BEGIN MATERIALS PROVIDED
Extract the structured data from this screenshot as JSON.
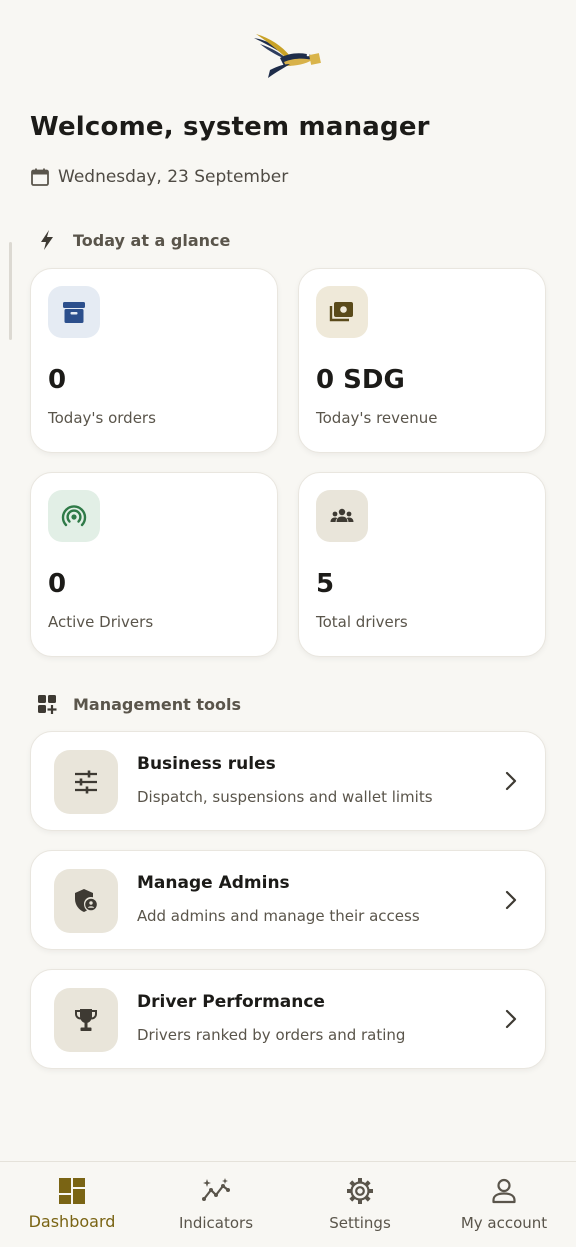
{
  "header": {
    "welcome": "Welcome, system manager",
    "date": "Wednesday, 23 September"
  },
  "glance": {
    "title": "Today at a glance",
    "cards": [
      {
        "value": "0",
        "label": "Today's orders",
        "icon": "archive-box-icon",
        "icon_bg": "#e5ebf3",
        "icon_color": "#2c4f8c"
      },
      {
        "value": "0 SDG",
        "label": "Today's revenue",
        "icon": "money-icon",
        "icon_bg": "#efe9d9",
        "icon_color": "#5a4a1a"
      },
      {
        "value": "0",
        "label": "Active Drivers",
        "icon": "live-signal-icon",
        "icon_bg": "#e2efe6",
        "icon_color": "#2f7a48"
      },
      {
        "value": "5",
        "label": "Total drivers",
        "icon": "group-icon",
        "icon_bg": "#e9e5da",
        "icon_color": "#3e3a33"
      }
    ]
  },
  "tools": {
    "title": "Management tools",
    "items": [
      {
        "title": "Business rules",
        "subtitle": "Dispatch, suspensions and wallet limits",
        "icon": "sliders-icon"
      },
      {
        "title": "Manage Admins",
        "subtitle": "Add admins and manage their access",
        "icon": "admin-shield-icon"
      },
      {
        "title": "Driver Performance",
        "subtitle": "Drivers ranked by orders and rating",
        "icon": "trophy-icon"
      }
    ]
  },
  "nav": {
    "items": [
      {
        "label": "Dashboard",
        "icon": "dashboard-icon",
        "active": true
      },
      {
        "label": "Indicators",
        "icon": "indicators-icon",
        "active": false
      },
      {
        "label": "Settings",
        "icon": "settings-icon",
        "active": false
      },
      {
        "label": "My account",
        "icon": "account-icon",
        "active": false
      }
    ]
  },
  "colors": {
    "background": "#f8f7f3",
    "accent": "#7a6414",
    "text": "#1c1b18",
    "muted": "#5a554b"
  }
}
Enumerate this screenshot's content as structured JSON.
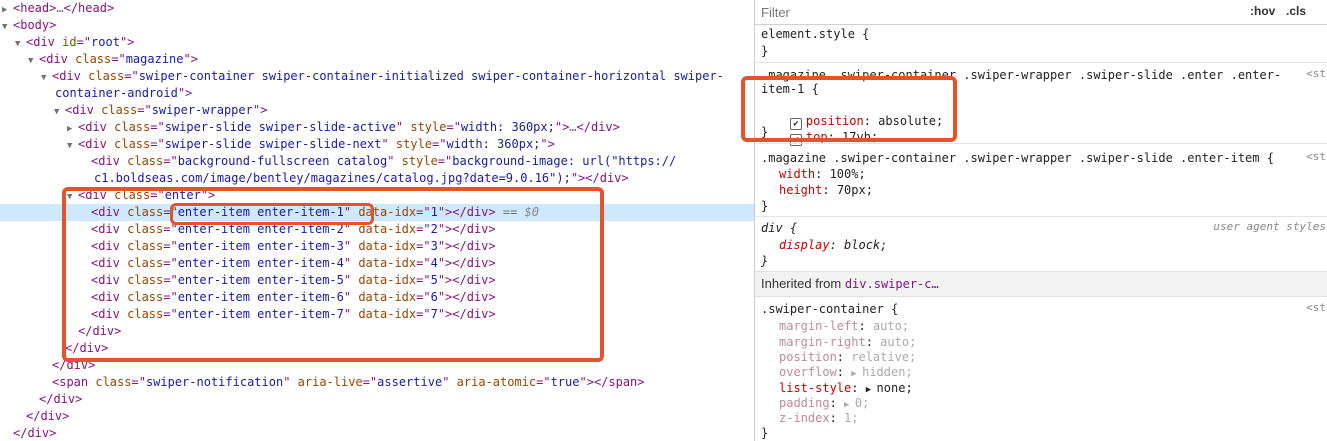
{
  "elements_tree": {
    "lines": [
      {
        "indent": 0,
        "tw": "▶",
        "segs": [
          [
            "t",
            "<head>"
          ],
          [
            "m",
            "…"
          ],
          [
            "t",
            "</head>"
          ]
        ]
      },
      {
        "indent": 0,
        "tw": "▼",
        "segs": [
          [
            "t",
            "<body>"
          ]
        ]
      },
      {
        "indent": 1,
        "tw": "▼",
        "segs": [
          [
            "t",
            "<div "
          ],
          [
            "a",
            "id"
          ],
          [
            "t",
            "=\""
          ],
          [
            "v",
            "root"
          ],
          [
            "t",
            "\">"
          ]
        ]
      },
      {
        "indent": 2,
        "tw": "▼",
        "segs": [
          [
            "t",
            "<div "
          ],
          [
            "a",
            "class"
          ],
          [
            "t",
            "=\""
          ],
          [
            "v",
            "magazine"
          ],
          [
            "t",
            "\">"
          ]
        ]
      },
      {
        "indent": 3,
        "tw": "▼",
        "segs": [
          [
            "t",
            "<div "
          ],
          [
            "a",
            "class"
          ],
          [
            "t",
            "=\""
          ],
          [
            "v",
            "swiper-container swiper-container-initialized swiper-container-horizontal swiper-"
          ]
        ]
      },
      {
        "indent": 3,
        "tw": "",
        "cont": true,
        "segs": [
          [
            "v",
            "container-android"
          ],
          [
            "t",
            "\">"
          ]
        ]
      },
      {
        "indent": 4,
        "tw": "▼",
        "segs": [
          [
            "t",
            "<div "
          ],
          [
            "a",
            "class"
          ],
          [
            "t",
            "=\""
          ],
          [
            "v",
            "swiper-wrapper"
          ],
          [
            "t",
            "\">"
          ]
        ]
      },
      {
        "indent": 5,
        "tw": "▶",
        "segs": [
          [
            "t",
            "<div "
          ],
          [
            "a",
            "class"
          ],
          [
            "t",
            "=\""
          ],
          [
            "v",
            "swiper-slide swiper-slide-active"
          ],
          [
            "t",
            "\" "
          ],
          [
            "a",
            "style"
          ],
          [
            "t",
            "=\""
          ],
          [
            "v",
            "width: 360px;"
          ],
          [
            "t",
            "\">"
          ],
          [
            "m",
            "…"
          ],
          [
            "t",
            "</div>"
          ]
        ]
      },
      {
        "indent": 5,
        "tw": "▼",
        "segs": [
          [
            "t",
            "<div "
          ],
          [
            "a",
            "class"
          ],
          [
            "t",
            "=\""
          ],
          [
            "v",
            "swiper-slide swiper-slide-next"
          ],
          [
            "t",
            "\" "
          ],
          [
            "a",
            "style"
          ],
          [
            "t",
            "=\""
          ],
          [
            "v",
            "width: 360px;"
          ],
          [
            "t",
            "\">"
          ]
        ]
      },
      {
        "indent": 6,
        "tw": "",
        "segs": [
          [
            "t",
            "<div "
          ],
          [
            "a",
            "class"
          ],
          [
            "t",
            "=\""
          ],
          [
            "v",
            "background-fullscreen catalog"
          ],
          [
            "t",
            "\" "
          ],
          [
            "a",
            "style"
          ],
          [
            "t",
            "=\""
          ],
          [
            "v",
            "background-image: url(\"https://"
          ]
        ]
      },
      {
        "indent": 6,
        "tw": "",
        "cont": true,
        "segs": [
          [
            "v",
            "c1.boldseas.com/image/bentley/magazines/catalog.jpg?date=9.0.16\");"
          ],
          [
            "t",
            "\">"
          ],
          [
            "t",
            "</div>"
          ]
        ]
      },
      {
        "indent": 5,
        "tw": "▼",
        "segs": [
          [
            "t",
            "<div "
          ],
          [
            "a",
            "class"
          ],
          [
            "t",
            "=\""
          ],
          [
            "v",
            "enter"
          ],
          [
            "t",
            "\">"
          ]
        ]
      },
      {
        "indent": 6,
        "tw": "",
        "sel": true,
        "segs": [
          [
            "t",
            "<div "
          ],
          [
            "a",
            "class"
          ],
          [
            "t",
            "=\""
          ],
          [
            "v",
            "enter-item enter-item-1"
          ],
          [
            "t",
            "\" "
          ],
          [
            "a",
            "data-idx"
          ],
          [
            "t",
            "=\""
          ],
          [
            "v",
            "1"
          ],
          [
            "t",
            "\">"
          ],
          [
            "t",
            "</div>"
          ],
          [
            "m",
            " == "
          ],
          [
            "d",
            "$0"
          ]
        ]
      },
      {
        "indent": 6,
        "tw": "",
        "segs": [
          [
            "t",
            "<div "
          ],
          [
            "a",
            "class"
          ],
          [
            "t",
            "=\""
          ],
          [
            "v",
            "enter-item enter-item-2"
          ],
          [
            "t",
            "\" "
          ],
          [
            "a",
            "data-idx"
          ],
          [
            "t",
            "=\""
          ],
          [
            "v",
            "2"
          ],
          [
            "t",
            "\">"
          ],
          [
            "t",
            "</div>"
          ]
        ]
      },
      {
        "indent": 6,
        "tw": "",
        "segs": [
          [
            "t",
            "<div "
          ],
          [
            "a",
            "class"
          ],
          [
            "t",
            "=\""
          ],
          [
            "v",
            "enter-item enter-item-3"
          ],
          [
            "t",
            "\" "
          ],
          [
            "a",
            "data-idx"
          ],
          [
            "t",
            "=\""
          ],
          [
            "v",
            "3"
          ],
          [
            "t",
            "\">"
          ],
          [
            "t",
            "</div>"
          ]
        ]
      },
      {
        "indent": 6,
        "tw": "",
        "segs": [
          [
            "t",
            "<div "
          ],
          [
            "a",
            "class"
          ],
          [
            "t",
            "=\""
          ],
          [
            "v",
            "enter-item enter-item-4"
          ],
          [
            "t",
            "\" "
          ],
          [
            "a",
            "data-idx"
          ],
          [
            "t",
            "=\""
          ],
          [
            "v",
            "4"
          ],
          [
            "t",
            "\">"
          ],
          [
            "t",
            "</div>"
          ]
        ]
      },
      {
        "indent": 6,
        "tw": "",
        "segs": [
          [
            "t",
            "<div "
          ],
          [
            "a",
            "class"
          ],
          [
            "t",
            "=\""
          ],
          [
            "v",
            "enter-item enter-item-5"
          ],
          [
            "t",
            "\" "
          ],
          [
            "a",
            "data-idx"
          ],
          [
            "t",
            "=\""
          ],
          [
            "v",
            "5"
          ],
          [
            "t",
            "\">"
          ],
          [
            "t",
            "</div>"
          ]
        ]
      },
      {
        "indent": 6,
        "tw": "",
        "segs": [
          [
            "t",
            "<div "
          ],
          [
            "a",
            "class"
          ],
          [
            "t",
            "=\""
          ],
          [
            "v",
            "enter-item enter-item-6"
          ],
          [
            "t",
            "\" "
          ],
          [
            "a",
            "data-idx"
          ],
          [
            "t",
            "=\""
          ],
          [
            "v",
            "6"
          ],
          [
            "t",
            "\">"
          ],
          [
            "t",
            "</div>"
          ]
        ]
      },
      {
        "indent": 6,
        "tw": "",
        "segs": [
          [
            "t",
            "<div "
          ],
          [
            "a",
            "class"
          ],
          [
            "t",
            "=\""
          ],
          [
            "v",
            "enter-item enter-item-7"
          ],
          [
            "t",
            "\" "
          ],
          [
            "a",
            "data-idx"
          ],
          [
            "t",
            "=\""
          ],
          [
            "v",
            "7"
          ],
          [
            "t",
            "\">"
          ],
          [
            "t",
            "</div>"
          ]
        ]
      },
      {
        "indent": 5,
        "tw": "",
        "segs": [
          [
            "t",
            "</div>"
          ]
        ]
      },
      {
        "indent": 4,
        "tw": "",
        "segs": [
          [
            "t",
            "</div>"
          ]
        ]
      },
      {
        "indent": 3,
        "tw": "",
        "segs": [
          [
            "t",
            "</div>"
          ]
        ]
      },
      {
        "indent": 3,
        "tw": "",
        "segs": [
          [
            "t",
            "<span "
          ],
          [
            "a",
            "class"
          ],
          [
            "t",
            "=\""
          ],
          [
            "v",
            "swiper-notification"
          ],
          [
            "t",
            "\" "
          ],
          [
            "a",
            "aria-live"
          ],
          [
            "t",
            "=\""
          ],
          [
            "v",
            "assertive"
          ],
          [
            "t",
            "\" "
          ],
          [
            "a",
            "aria-atomic"
          ],
          [
            "t",
            "=\""
          ],
          [
            "v",
            "true"
          ],
          [
            "t",
            "\">"
          ],
          [
            "t",
            "</span>"
          ]
        ]
      },
      {
        "indent": 2,
        "tw": "",
        "segs": [
          [
            "t",
            "</div>"
          ]
        ]
      },
      {
        "indent": 1,
        "tw": "",
        "segs": [
          [
            "t",
            "</div>"
          ]
        ]
      },
      {
        "indent": 0,
        "tw": "",
        "segs": [
          [
            "t",
            "</div>"
          ]
        ]
      }
    ]
  },
  "styles": {
    "filter_placeholder": "Filter",
    "hov_label": ":hov",
    "cls_label": ".cls",
    "element_style": {
      "selector": "element.style {",
      "close": "}"
    },
    "rule1": {
      "selector_line1": ".magazine .swiper-container .swiper-wrapper .swiper-slide .enter .enter-",
      "selector_line2": "item-1 {",
      "source": "<st",
      "props": [
        {
          "name": "position",
          "value": "absolute;",
          "checked": true
        },
        {
          "name": "top",
          "value": "17vh;",
          "checked": true
        }
      ],
      "close": "}"
    },
    "rule2": {
      "selector": ".magazine .swiper-container .swiper-wrapper .swiper-slide .enter-item {",
      "source": "<st",
      "props": [
        {
          "name": "width",
          "value": "100%;"
        },
        {
          "name": "height",
          "value": "70px;"
        }
      ],
      "close": "}"
    },
    "rule3": {
      "selector": "div {",
      "source": "user agent styles",
      "props": [
        {
          "name": "display",
          "value": "block;"
        }
      ],
      "close": "}"
    },
    "inherited": {
      "label": "Inherited from ",
      "link": "div.swiper-c…"
    },
    "rule4": {
      "selector": ".swiper-container {",
      "source": "<st",
      "props": [
        {
          "name": "margin-left",
          "value": "auto;",
          "dim": true
        },
        {
          "name": "margin-right",
          "value": "auto;",
          "dim": true
        },
        {
          "name": "position",
          "value": "relative;",
          "dim": true
        },
        {
          "name": "overflow",
          "value": "hidden;",
          "dim": true,
          "arrow": true
        },
        {
          "name": "list-style",
          "value": "none;",
          "dim": false,
          "arrow": true
        },
        {
          "name": "padding",
          "value": "0;",
          "dim": true,
          "arrow": true
        },
        {
          "name": "z-index",
          "value": "1;",
          "dim": true
        }
      ],
      "close": "}"
    }
  },
  "colors": {
    "highlight": "#e0552e",
    "selected_row": "#cfe8fc"
  }
}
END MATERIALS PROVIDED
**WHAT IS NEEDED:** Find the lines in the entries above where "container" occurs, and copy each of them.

**OUTPUT OF THE EXERCISE:**
            "swiper-container swiper-container-initialized swiper-container-horizontal swiper-"
            "container-android"
      "selector_line1": ".magazine .swiper-container .swiper-wrapper .swiper-slide .enter .enter-",
      "selector": ".magazine .swiper-container .swiper-wrapper .swiper-slide .enter-item {",
      "selector": ".swiper-container {",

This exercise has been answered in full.